--- Assigned task ---
Give a faithful, exact copy of all entries, minus the images.

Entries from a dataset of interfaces
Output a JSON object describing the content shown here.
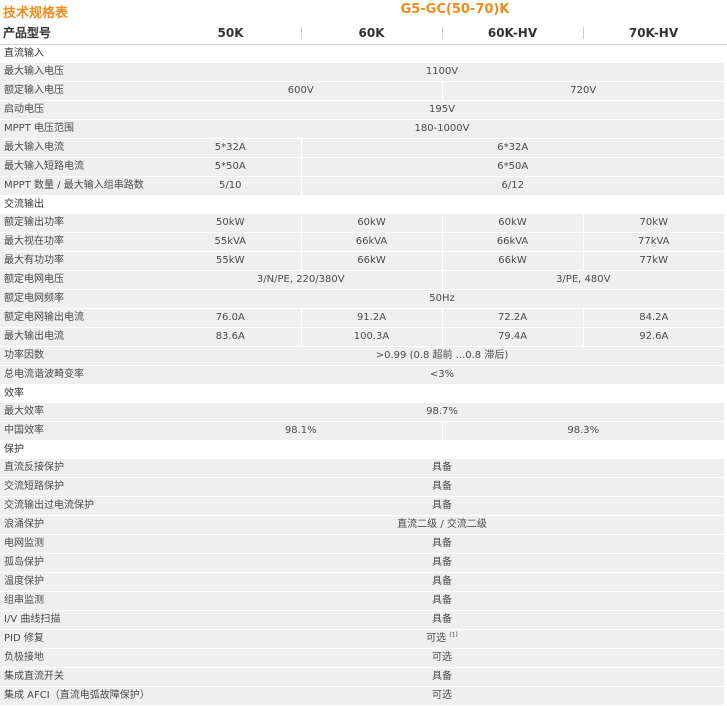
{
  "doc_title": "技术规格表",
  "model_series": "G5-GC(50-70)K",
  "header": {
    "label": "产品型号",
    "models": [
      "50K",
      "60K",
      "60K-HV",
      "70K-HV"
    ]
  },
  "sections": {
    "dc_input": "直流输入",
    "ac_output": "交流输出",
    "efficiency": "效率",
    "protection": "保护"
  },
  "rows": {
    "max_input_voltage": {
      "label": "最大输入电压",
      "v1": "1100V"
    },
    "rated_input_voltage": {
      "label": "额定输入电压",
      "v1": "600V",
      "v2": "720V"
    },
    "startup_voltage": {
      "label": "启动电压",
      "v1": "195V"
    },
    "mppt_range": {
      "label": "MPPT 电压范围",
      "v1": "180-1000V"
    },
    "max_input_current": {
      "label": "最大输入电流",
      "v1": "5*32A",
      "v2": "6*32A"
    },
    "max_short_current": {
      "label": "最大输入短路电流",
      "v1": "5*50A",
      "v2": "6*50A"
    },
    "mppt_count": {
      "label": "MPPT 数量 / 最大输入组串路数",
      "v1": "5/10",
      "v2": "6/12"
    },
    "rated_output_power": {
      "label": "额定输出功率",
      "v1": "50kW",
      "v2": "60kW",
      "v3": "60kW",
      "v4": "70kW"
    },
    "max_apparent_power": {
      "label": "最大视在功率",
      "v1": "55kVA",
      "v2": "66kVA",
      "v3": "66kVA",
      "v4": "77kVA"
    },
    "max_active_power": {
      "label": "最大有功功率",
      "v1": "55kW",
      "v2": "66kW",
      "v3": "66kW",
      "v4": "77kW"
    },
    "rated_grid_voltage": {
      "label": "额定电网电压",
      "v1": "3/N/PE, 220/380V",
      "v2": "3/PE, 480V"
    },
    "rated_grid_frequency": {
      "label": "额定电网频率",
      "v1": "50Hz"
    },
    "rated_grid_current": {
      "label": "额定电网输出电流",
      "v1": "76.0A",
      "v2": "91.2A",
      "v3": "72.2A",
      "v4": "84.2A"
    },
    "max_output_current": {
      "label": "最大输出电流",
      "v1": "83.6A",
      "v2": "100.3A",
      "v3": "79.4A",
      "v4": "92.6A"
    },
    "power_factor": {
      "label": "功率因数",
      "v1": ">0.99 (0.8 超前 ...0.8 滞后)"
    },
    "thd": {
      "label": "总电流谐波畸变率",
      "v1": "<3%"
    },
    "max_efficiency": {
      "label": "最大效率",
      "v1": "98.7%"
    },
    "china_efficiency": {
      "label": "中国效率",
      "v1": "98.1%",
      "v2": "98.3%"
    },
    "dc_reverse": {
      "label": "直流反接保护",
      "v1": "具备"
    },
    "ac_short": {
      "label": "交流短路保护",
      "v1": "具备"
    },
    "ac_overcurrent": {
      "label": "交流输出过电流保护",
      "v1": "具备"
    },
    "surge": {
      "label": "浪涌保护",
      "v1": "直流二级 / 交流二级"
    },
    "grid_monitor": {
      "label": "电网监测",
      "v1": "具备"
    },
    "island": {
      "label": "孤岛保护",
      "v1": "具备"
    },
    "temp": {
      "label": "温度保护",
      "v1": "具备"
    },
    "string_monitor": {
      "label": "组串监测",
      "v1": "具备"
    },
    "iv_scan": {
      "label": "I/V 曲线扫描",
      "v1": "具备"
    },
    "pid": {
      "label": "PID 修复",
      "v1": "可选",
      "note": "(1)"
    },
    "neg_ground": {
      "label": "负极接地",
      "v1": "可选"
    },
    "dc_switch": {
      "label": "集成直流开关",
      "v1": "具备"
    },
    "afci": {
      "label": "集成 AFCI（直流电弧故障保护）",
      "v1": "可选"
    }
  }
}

--- Answer to the problem ---
Output a JSON object describing the content shown here.
{
  "doc_title": "技术规格表",
  "model_series": "G5-GC(50-70)K",
  "header": {
    "label": "产品型号",
    "models": [
      "50K",
      "60K",
      "60K-HV",
      "70K-HV"
    ]
  },
  "sections": {
    "dc_input": "直流输入",
    "ac_output": "交流输出",
    "efficiency": "效率",
    "protection": "保护"
  },
  "rows": {
    "max_input_voltage": {
      "label": "最大输入电压",
      "v1": "1100V"
    },
    "rated_input_voltage": {
      "label": "额定输入电压",
      "v1": "600V",
      "v2": "720V"
    },
    "startup_voltage": {
      "label": "启动电压",
      "v1": "195V"
    },
    "mppt_range": {
      "label": "MPPT 电压范围",
      "v1": "180-1000V"
    },
    "max_input_current": {
      "label": "最大输入电流",
      "v1": "5*32A",
      "v2": "6*32A"
    },
    "max_short_current": {
      "label": "最大输入短路电流",
      "v1": "5*50A",
      "v2": "6*50A"
    },
    "mppt_count": {
      "label": "MPPT 数量 / 最大输入组串路数",
      "v1": "5/10",
      "v2": "6/12"
    },
    "rated_output_power": {
      "label": "额定输出功率",
      "v1": "50kW",
      "v2": "60kW",
      "v3": "60kW",
      "v4": "70kW"
    },
    "max_apparent_power": {
      "label": "最大视在功率",
      "v1": "55kVA",
      "v2": "66kVA",
      "v3": "66kVA",
      "v4": "77kVA"
    },
    "max_active_power": {
      "label": "最大有功功率",
      "v1": "55kW",
      "v2": "66kW",
      "v3": "66kW",
      "v4": "77kW"
    },
    "rated_grid_voltage": {
      "label": "额定电网电压",
      "v1": "3/N/PE, 220/380V",
      "v2": "3/PE, 480V"
    },
    "rated_grid_frequency": {
      "label": "额定电网频率",
      "v1": "50Hz"
    },
    "rated_grid_current": {
      "label": "额定电网输出电流",
      "v1": "76.0A",
      "v2": "91.2A",
      "v3": "72.2A",
      "v4": "84.2A"
    },
    "max_output_current": {
      "label": "最大输出电流",
      "v1": "83.6A",
      "v2": "100.3A",
      "v3": "79.4A",
      "v4": "92.6A"
    },
    "power_factor": {
      "label": "功率因数",
      "v1": ">0.99 (0.8 超前 ...0.8 滞后)"
    },
    "thd": {
      "label": "总电流谐波畸变率",
      "v1": "<3%"
    },
    "max_efficiency": {
      "label": "最大效率",
      "v1": "98.7%"
    },
    "china_efficiency": {
      "label": "中国效率",
      "v1": "98.1%",
      "v2": "98.3%"
    },
    "dc_reverse": {
      "label": "直流反接保护",
      "v1": "具备"
    },
    "ac_short": {
      "label": "交流短路保护",
      "v1": "具备"
    },
    "ac_overcurrent": {
      "label": "交流输出过电流保护",
      "v1": "具备"
    },
    "surge": {
      "label": "浪涌保护",
      "v1": "直流二级 / 交流二级"
    },
    "grid_monitor": {
      "label": "电网监测",
      "v1": "具备"
    },
    "island": {
      "label": "孤岛保护",
      "v1": "具备"
    },
    "temp": {
      "label": "温度保护",
      "v1": "具备"
    },
    "string_monitor": {
      "label": "组串监测",
      "v1": "具备"
    },
    "iv_scan": {
      "label": "I/V 曲线扫描",
      "v1": "具备"
    },
    "pid": {
      "label": "PID 修复",
      "v1": "可选",
      "note": "(1)"
    },
    "neg_ground": {
      "label": "负极接地",
      "v1": "可选"
    },
    "dc_switch": {
      "label": "集成直流开关",
      "v1": "具备"
    },
    "afci": {
      "label": "集成 AFCI（直流电弧故障保护）",
      "v1": "可选"
    }
  }
}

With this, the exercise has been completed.